Ring the bells
Observant or not, there’s no escaping the Festivus Chrismakwanzakah season, and while you might be grinching it alone with the holiday spirit best known as Kentucky Bourbon, you can’t entirely avoid the pervasive influence that is holiday music. Music, after all, is one of our best tools for communicating intangibles such as emotion, faith, and belief in supernatural beings, and there’s hardly anyone sentient who could fail to be momentarily moved by a rendition of the haunting “Coventry Carol” or Handel’s “Messiah”.
Somewhat unfortunately, Chanukah’s contributions to the seasonal playlist are relatively sparse as compared to those of the big blockbuster holiday it shares the month with: mostly bland, grade school assembly-style songs about dreidels and goofily adolescent ones by Adam Sandler and the Maccabeats.
A pity the Jewish liturgical tradition has failed to produce a Johann Sebastian Bach or even a Benjamin Britten, but at least there’s latkes, which make up for a lot. And also, the material music world does not lack for gifted Jewish bards, so celebrating the sixth night of Chanukah at the Contemporary Jewish Museum with Leonard Cohen cover chorus The Conspiracy of Beards was actually about as perfectly Jewish as it gets.
The Beards have been performing a capella versions of the poetic works of the “High Priest of Solitude” for almost 10 years. Not Cohen impersonators so much as interpreters, the Beards’ approach to the music of Leonard Cohen has always been one of playful exploration — adding simple harmonies, basso profundo, and falsetto trills to Cohen’s weathered range, expanding his often solitary focus into one more piercingly universal. Ensconced in the CJM’s vaulted Goldman Hall, which has recently hosted appearances by Literary Death Match, the Porchlight storytelling series, Dischord Records founder Ian MacKaye, and a screening of The Big Lebowski, the Beards joyfully sang a treasured clutch of favorite Cohen tunes — mostly classics such as “Famous Blue Raincoat” and “Chelsea Hotel No. 2”. For their signature song, “Bird on a Wire” they all broke formation, and stood in a single line, arms wrapped around each other’s shoulders in a show of camaraderie, even as they sang of the freedom of the solitary rambler.
Building on the theme of camaraderie, San Francisco’s tenth annual edition of Phil Kline’s twenty year-old “Unsilent Night” went off without a hitch on Saturday, despite the incessant rain of the day and the small clusters of belligerent Santas that still dotted the chilly Mission District landscape.

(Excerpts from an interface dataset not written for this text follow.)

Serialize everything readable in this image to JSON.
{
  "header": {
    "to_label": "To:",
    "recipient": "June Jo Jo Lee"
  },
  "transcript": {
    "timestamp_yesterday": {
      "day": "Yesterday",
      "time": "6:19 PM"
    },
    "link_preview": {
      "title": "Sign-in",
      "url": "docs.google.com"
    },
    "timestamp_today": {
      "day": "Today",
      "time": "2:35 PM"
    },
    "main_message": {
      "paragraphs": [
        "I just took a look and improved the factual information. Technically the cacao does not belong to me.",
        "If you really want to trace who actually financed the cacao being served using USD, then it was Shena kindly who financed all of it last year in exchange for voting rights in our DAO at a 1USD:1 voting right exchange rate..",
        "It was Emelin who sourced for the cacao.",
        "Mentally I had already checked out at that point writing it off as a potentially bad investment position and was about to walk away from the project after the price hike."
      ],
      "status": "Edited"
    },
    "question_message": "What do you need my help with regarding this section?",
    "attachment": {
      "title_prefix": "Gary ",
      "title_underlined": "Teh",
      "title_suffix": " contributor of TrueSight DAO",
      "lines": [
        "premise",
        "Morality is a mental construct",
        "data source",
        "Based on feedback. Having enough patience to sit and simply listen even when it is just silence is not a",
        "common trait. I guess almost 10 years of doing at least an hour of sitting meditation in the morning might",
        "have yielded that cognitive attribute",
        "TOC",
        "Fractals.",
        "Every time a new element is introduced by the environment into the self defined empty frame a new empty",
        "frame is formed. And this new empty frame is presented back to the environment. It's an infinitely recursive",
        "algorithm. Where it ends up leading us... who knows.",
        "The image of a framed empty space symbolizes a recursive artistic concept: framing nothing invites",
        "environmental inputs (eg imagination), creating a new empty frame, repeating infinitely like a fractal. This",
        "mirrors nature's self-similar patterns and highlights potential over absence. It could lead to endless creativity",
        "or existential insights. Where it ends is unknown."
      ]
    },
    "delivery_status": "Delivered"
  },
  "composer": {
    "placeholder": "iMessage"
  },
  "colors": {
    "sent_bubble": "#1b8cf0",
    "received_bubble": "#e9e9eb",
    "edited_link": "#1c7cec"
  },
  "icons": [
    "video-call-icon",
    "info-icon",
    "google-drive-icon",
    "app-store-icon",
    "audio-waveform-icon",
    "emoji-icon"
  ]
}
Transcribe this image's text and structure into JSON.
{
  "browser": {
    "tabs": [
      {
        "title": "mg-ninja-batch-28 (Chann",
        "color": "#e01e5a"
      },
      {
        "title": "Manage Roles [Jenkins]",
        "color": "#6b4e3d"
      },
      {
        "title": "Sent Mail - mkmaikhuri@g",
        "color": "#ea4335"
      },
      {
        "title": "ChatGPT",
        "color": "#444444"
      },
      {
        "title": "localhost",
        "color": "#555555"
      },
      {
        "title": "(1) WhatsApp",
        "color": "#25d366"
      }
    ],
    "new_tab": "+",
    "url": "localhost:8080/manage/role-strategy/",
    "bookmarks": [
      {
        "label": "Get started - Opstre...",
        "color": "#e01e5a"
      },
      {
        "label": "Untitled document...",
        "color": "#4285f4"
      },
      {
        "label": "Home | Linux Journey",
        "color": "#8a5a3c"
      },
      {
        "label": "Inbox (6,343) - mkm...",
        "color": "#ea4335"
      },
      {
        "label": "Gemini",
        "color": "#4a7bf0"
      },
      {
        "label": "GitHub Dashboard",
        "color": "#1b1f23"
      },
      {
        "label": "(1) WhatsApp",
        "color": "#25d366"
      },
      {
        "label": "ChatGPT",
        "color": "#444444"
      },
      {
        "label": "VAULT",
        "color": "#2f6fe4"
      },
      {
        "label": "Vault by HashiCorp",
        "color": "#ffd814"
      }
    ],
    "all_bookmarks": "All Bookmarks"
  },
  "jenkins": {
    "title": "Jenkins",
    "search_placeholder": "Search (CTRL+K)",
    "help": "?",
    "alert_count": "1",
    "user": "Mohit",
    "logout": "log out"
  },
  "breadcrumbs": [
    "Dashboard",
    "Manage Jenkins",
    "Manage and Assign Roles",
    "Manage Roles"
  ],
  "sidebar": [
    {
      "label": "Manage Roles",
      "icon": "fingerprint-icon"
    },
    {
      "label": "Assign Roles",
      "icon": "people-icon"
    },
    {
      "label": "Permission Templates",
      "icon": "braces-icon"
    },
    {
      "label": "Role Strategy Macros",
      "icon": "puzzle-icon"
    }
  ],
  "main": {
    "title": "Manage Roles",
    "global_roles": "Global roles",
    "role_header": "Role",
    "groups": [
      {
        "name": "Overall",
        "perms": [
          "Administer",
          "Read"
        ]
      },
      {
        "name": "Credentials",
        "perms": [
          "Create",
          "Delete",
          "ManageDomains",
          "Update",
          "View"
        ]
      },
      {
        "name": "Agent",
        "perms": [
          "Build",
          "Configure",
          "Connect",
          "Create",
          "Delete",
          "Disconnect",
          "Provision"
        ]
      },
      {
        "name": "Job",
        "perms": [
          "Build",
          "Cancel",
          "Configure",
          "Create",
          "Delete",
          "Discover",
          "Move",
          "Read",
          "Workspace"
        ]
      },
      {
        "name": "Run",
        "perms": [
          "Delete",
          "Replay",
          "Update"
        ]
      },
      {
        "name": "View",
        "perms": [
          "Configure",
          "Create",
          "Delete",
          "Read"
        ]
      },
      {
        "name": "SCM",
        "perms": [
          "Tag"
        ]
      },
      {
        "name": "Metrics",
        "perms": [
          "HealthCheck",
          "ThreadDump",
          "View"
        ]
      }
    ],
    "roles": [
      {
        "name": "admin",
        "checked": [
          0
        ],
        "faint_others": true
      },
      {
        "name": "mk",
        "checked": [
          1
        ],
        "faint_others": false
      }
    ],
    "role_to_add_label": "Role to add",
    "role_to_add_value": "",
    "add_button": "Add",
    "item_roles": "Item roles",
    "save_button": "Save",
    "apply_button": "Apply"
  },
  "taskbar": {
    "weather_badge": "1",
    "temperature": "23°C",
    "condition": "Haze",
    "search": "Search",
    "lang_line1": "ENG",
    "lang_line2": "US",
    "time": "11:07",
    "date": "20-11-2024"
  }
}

With the rain serendipitously vanished just before the scheduled go-time of 7pm, a relatively small but hardy group showed up to the corner of Dolores and 18th Street, boomboxes at the ready.
“Unsilent Night” is a four-part soundscape for multiple speakers, the more the merrier, and as the 45-minute piece plays, the four separate tracks weave together into a lustrous tapestry of ambient sound interspersed with golden threads of angel choirs and purposeful bells. Combining the conviviality of a caroling party with the secular appeal of experimental noisemaking, we strolled through the narrow corridors of the Mission’s more tranquil side streets, encouraging stares, smiles, and even spontaneous joiners (including a few Santas who played James Brown at a low volume in conceptual counterpoint). We spent the piece’s final phrases perched hillside in Dolores Park, contemplating the view of sparkling lights and wet pavement, as the music trailed off to whatever realm spent notes are relegated to—the sacred and profane alike.
For pictures and more info of San Francisco’s Unsilent Night check out Mission Loc@l's slideshow